## What the task requires
Pull each line containing "html" from the data.
--- Supplied material ---
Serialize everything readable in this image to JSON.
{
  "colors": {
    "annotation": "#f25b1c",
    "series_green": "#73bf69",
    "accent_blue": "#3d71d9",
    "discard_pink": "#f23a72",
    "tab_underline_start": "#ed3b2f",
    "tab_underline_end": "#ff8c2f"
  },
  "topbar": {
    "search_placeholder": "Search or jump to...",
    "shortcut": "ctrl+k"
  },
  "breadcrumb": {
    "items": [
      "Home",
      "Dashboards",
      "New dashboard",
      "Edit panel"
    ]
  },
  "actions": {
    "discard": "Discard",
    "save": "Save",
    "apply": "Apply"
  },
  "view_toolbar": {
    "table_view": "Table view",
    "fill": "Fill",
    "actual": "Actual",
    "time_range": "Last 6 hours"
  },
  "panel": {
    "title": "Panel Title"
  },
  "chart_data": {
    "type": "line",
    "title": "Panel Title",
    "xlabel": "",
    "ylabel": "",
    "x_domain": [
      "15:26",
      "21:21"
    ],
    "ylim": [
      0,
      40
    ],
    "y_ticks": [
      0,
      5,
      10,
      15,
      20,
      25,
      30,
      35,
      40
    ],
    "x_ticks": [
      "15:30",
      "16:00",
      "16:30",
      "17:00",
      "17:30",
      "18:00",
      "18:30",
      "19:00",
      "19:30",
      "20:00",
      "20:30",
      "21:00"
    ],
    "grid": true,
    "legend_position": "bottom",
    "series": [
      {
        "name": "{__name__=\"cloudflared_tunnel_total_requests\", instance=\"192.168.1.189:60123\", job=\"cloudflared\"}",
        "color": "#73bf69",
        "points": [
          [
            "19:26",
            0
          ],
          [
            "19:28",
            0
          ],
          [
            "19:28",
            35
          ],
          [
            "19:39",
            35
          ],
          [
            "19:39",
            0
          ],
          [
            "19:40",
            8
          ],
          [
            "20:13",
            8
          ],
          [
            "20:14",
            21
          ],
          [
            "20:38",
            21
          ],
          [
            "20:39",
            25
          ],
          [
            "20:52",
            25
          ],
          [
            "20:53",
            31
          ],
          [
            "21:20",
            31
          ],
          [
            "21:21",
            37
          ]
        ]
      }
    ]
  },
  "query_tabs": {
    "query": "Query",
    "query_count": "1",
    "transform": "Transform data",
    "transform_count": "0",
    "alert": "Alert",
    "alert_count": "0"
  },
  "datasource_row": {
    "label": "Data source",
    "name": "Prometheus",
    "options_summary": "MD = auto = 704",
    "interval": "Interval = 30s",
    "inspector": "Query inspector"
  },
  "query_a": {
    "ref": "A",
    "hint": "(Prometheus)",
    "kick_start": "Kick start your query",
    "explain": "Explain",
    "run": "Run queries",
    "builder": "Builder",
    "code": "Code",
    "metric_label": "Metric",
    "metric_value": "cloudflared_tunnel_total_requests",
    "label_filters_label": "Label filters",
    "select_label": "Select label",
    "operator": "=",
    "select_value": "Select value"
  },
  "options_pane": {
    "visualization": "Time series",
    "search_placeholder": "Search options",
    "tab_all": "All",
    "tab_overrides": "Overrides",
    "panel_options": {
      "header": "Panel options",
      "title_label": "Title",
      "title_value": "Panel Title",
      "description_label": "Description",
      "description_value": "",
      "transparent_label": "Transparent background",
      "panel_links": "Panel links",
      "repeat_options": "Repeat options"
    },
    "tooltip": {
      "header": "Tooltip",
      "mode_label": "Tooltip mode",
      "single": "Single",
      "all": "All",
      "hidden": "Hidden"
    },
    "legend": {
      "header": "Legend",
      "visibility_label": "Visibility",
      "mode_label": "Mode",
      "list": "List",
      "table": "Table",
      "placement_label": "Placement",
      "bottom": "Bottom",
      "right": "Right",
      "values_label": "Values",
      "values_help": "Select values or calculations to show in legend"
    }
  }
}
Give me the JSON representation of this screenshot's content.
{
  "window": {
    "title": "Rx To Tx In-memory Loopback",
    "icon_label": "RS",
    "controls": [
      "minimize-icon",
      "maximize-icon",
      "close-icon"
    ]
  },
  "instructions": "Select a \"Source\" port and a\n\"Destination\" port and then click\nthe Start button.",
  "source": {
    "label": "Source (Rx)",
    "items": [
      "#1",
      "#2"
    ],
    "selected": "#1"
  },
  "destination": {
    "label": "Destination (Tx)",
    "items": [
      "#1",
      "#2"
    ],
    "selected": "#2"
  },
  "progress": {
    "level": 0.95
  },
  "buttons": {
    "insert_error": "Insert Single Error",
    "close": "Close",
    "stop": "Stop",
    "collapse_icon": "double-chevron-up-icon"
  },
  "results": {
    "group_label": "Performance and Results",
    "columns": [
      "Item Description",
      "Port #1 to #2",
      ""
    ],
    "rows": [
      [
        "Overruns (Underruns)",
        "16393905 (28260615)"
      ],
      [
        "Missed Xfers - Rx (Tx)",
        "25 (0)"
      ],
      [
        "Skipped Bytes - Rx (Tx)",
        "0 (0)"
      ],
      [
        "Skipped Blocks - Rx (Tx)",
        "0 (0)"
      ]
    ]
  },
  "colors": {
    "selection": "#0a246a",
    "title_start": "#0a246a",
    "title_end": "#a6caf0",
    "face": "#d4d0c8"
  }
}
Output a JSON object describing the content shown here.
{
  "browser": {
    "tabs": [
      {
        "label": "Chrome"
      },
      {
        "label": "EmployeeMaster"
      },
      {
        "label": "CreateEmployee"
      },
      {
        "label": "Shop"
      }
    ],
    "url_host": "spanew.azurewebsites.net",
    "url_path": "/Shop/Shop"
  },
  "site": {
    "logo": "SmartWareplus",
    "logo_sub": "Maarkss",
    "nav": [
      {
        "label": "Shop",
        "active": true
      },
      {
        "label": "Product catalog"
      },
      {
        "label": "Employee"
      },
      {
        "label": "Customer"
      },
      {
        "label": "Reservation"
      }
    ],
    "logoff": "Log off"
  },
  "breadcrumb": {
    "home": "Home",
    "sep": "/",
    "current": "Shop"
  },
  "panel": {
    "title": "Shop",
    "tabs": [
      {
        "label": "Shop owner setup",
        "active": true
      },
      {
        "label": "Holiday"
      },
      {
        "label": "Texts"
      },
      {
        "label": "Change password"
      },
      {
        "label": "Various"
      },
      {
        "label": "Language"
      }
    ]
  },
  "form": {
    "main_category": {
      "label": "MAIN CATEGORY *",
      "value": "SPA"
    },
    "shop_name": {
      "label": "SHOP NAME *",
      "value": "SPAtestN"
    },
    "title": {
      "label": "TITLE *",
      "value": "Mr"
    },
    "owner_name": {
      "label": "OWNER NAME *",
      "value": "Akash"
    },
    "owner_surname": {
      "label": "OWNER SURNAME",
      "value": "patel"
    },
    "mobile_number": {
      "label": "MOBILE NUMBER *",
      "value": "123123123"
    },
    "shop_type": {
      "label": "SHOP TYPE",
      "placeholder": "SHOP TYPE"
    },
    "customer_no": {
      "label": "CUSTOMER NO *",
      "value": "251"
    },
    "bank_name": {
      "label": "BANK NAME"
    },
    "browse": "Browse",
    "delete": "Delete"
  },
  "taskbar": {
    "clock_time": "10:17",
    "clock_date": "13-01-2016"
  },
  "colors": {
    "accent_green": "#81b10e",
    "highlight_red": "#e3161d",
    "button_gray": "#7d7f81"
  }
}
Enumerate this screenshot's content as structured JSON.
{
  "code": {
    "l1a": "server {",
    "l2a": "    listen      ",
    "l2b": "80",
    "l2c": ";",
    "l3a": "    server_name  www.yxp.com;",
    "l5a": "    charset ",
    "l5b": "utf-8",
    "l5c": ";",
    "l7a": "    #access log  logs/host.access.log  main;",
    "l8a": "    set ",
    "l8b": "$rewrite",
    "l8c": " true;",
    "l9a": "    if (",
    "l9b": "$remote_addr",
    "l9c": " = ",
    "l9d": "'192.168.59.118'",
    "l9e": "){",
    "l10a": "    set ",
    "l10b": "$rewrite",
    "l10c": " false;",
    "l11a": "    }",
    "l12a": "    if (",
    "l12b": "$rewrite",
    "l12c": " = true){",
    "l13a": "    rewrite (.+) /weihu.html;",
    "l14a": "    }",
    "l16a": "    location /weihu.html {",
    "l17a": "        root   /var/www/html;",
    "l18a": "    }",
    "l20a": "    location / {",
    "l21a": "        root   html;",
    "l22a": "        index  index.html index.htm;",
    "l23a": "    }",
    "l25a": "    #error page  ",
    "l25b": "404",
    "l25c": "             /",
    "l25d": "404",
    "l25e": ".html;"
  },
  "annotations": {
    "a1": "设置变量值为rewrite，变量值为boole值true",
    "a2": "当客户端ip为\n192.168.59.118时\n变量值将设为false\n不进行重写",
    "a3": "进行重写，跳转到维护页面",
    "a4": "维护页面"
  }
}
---
## Completed exercise
    "l13a": "    rewrite (.+) /weihu.html;",
    "l16a": "    location /weihu.html {",
    "l17a": "        root   /var/www/html;",
    "l21a": "        root   html;",
    "l22a": "        index  index.html index.htm;",
    "l25e": ".html;"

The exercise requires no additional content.